- **Work instructions**: Search the records for the word "placeholder" and pick out every line that has it.

- **Records for processing**:
........
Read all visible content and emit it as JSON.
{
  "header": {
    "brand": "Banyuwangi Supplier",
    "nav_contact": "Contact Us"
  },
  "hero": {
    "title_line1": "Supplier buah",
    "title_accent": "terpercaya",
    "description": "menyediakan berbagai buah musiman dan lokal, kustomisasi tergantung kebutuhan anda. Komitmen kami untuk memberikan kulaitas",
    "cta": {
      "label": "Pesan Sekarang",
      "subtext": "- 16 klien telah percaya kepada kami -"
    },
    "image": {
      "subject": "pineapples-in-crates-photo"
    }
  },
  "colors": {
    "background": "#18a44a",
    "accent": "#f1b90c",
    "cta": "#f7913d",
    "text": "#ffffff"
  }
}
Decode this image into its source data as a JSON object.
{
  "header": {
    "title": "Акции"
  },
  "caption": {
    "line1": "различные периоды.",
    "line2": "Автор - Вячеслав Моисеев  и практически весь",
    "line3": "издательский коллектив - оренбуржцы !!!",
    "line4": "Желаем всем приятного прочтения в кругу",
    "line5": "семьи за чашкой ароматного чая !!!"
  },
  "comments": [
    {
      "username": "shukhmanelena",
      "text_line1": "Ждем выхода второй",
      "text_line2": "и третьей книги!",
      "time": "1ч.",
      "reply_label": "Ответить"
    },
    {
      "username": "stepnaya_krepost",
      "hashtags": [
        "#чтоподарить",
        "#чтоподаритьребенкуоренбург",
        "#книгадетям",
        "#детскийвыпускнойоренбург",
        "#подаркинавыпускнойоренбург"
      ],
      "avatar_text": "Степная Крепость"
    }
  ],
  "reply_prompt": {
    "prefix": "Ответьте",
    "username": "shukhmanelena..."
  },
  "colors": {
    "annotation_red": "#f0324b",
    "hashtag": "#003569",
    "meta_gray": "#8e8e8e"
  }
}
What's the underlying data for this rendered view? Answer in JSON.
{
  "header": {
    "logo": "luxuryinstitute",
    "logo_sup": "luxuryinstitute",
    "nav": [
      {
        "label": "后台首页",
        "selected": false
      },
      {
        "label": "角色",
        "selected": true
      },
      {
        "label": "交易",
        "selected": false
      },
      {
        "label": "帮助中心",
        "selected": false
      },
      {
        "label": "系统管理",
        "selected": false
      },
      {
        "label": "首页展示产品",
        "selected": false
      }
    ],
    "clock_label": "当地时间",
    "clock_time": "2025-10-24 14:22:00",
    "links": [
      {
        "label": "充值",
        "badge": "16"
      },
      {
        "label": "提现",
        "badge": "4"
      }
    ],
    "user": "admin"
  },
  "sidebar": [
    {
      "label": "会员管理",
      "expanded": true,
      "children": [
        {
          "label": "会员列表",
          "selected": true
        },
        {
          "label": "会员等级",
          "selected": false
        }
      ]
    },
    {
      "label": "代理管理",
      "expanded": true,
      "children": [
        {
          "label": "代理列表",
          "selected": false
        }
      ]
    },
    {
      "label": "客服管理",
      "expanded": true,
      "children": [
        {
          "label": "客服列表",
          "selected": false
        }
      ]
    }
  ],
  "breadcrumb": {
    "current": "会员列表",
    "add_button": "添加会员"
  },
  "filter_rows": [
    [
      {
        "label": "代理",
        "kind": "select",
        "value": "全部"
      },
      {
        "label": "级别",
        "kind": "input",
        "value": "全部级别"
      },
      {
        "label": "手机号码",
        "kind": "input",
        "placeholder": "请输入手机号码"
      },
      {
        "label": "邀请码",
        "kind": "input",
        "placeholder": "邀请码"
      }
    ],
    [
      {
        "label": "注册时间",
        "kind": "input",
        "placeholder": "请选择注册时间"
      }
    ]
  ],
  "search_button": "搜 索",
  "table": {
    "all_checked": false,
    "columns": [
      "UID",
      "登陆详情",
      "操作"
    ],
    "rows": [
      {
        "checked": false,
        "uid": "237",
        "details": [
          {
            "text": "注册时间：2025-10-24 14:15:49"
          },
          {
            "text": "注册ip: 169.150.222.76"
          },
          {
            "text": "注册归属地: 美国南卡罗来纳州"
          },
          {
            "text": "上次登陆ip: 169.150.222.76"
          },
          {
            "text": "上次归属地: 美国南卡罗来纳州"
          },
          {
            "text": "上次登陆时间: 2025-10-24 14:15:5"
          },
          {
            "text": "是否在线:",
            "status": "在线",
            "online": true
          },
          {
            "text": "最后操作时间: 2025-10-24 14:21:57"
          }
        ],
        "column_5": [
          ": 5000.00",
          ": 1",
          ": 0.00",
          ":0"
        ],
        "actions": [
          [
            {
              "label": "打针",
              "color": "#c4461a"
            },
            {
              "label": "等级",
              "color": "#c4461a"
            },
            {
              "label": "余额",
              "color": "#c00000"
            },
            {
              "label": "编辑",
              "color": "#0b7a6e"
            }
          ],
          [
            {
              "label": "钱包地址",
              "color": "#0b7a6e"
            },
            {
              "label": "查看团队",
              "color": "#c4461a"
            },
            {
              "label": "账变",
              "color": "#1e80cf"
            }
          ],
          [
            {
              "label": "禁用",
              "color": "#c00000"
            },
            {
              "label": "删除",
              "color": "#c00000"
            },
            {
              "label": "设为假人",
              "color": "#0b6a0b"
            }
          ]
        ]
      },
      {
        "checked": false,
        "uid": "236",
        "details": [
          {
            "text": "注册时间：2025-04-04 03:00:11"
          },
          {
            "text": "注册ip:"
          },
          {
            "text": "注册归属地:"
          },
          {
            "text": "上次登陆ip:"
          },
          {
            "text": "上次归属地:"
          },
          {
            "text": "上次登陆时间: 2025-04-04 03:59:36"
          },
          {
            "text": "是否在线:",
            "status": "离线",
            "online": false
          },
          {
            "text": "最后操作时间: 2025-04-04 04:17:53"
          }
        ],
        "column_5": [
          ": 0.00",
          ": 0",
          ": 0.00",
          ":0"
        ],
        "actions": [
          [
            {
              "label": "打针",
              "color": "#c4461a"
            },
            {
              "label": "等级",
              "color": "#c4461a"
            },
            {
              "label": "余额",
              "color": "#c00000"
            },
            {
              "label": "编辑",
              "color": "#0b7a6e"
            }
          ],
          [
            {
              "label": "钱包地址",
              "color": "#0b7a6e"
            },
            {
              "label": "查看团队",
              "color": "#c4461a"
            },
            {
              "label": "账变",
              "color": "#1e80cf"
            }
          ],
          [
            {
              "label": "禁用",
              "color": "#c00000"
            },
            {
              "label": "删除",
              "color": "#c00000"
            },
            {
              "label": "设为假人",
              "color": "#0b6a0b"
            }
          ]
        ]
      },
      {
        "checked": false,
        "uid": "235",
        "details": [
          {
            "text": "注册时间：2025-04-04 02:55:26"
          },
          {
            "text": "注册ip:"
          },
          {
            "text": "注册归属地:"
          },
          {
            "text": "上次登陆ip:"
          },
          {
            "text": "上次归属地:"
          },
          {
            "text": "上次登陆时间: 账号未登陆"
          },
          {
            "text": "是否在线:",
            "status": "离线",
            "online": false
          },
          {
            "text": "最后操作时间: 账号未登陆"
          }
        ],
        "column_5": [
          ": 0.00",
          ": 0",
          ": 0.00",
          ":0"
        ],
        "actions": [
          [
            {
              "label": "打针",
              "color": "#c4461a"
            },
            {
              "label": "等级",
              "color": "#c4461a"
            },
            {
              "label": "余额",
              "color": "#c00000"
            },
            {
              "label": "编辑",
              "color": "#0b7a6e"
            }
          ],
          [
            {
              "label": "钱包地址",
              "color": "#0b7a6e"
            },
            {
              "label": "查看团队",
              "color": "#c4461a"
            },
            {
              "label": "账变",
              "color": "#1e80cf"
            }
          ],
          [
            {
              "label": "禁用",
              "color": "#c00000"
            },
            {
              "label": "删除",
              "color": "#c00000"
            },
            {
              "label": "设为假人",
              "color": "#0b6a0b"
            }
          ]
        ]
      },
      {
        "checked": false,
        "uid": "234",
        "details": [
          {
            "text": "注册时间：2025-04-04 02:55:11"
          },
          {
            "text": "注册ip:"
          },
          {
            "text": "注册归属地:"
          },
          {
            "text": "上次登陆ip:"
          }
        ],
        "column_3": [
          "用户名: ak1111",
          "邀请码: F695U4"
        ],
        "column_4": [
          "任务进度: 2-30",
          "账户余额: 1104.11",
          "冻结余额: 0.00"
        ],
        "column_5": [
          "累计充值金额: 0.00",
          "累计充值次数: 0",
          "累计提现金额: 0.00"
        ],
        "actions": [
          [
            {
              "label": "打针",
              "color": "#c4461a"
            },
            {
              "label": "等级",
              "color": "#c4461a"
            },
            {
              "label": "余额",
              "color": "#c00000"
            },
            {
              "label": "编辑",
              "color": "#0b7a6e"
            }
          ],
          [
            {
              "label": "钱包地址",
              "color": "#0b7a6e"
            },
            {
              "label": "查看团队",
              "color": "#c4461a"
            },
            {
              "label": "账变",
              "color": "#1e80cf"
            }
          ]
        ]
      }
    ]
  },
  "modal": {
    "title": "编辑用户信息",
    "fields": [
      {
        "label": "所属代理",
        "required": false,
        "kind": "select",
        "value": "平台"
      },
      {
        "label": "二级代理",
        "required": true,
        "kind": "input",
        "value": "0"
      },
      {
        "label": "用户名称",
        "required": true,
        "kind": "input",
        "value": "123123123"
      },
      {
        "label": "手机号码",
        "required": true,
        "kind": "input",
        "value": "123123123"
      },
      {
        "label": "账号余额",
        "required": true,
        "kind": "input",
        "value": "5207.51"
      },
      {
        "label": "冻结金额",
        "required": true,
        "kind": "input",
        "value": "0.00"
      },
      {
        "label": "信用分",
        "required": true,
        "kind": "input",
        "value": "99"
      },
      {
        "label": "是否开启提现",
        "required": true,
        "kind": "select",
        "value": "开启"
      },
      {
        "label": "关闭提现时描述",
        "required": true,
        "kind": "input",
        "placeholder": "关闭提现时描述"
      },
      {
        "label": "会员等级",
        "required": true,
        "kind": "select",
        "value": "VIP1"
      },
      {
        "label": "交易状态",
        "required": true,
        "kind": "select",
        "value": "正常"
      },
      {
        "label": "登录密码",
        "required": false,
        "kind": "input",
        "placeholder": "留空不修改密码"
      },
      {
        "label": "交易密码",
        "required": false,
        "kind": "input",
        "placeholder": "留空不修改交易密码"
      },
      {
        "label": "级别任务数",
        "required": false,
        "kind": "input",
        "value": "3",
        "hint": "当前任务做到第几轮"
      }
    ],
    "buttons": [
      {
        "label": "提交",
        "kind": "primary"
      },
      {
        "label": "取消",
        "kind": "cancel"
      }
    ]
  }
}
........
- **Written response**:
        "placeholder": "请输入手机号码"
        "placeholder": "邀请码"
        "placeholder": "请选择注册时间"
        "placeholder": "关闭提现时描述"
        "placeholder": "留空不修改密码"
        "placeholder": "留空不修改交易密码"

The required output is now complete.